Please find every line in the records below that contains the word "Смещения", and copy it.

Data records
[Start of section]

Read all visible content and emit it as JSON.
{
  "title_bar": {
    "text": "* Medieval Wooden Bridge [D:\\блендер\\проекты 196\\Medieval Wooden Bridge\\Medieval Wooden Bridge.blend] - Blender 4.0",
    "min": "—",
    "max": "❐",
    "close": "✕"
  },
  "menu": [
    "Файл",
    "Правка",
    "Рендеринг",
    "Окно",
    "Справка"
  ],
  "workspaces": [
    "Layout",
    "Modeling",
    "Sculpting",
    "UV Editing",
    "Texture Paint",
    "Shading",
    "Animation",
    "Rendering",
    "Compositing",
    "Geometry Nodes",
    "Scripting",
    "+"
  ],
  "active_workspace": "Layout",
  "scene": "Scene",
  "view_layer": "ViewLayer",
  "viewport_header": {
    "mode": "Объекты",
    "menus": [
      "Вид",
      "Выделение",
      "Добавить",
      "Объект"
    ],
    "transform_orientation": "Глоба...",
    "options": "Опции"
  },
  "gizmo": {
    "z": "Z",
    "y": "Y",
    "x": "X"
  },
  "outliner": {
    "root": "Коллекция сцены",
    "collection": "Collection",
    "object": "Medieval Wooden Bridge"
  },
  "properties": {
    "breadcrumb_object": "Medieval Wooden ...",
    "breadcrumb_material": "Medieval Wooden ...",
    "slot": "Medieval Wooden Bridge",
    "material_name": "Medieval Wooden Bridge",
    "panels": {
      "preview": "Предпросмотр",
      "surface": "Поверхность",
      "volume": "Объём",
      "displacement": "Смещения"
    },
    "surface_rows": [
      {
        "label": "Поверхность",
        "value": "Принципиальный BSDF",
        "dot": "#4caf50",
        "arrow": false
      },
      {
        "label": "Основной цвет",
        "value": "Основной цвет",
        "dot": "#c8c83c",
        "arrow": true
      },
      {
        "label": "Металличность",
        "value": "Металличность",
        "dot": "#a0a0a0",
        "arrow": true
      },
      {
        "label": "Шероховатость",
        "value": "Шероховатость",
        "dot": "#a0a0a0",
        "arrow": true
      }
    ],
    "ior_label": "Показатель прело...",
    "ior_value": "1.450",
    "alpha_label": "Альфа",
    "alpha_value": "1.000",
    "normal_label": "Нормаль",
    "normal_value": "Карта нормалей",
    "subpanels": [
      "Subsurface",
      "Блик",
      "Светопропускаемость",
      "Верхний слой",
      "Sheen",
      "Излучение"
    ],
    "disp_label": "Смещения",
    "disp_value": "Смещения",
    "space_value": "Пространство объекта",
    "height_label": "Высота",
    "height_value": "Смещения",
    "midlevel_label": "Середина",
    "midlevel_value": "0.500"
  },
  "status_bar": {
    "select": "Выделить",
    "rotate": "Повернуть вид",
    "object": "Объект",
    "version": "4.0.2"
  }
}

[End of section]

→ **COMPLETED TASK**
      "displacement": "Смещения"
    "disp_label": "Смещения",
    "disp_value": "Смещения",
    "height_value": "Смещения",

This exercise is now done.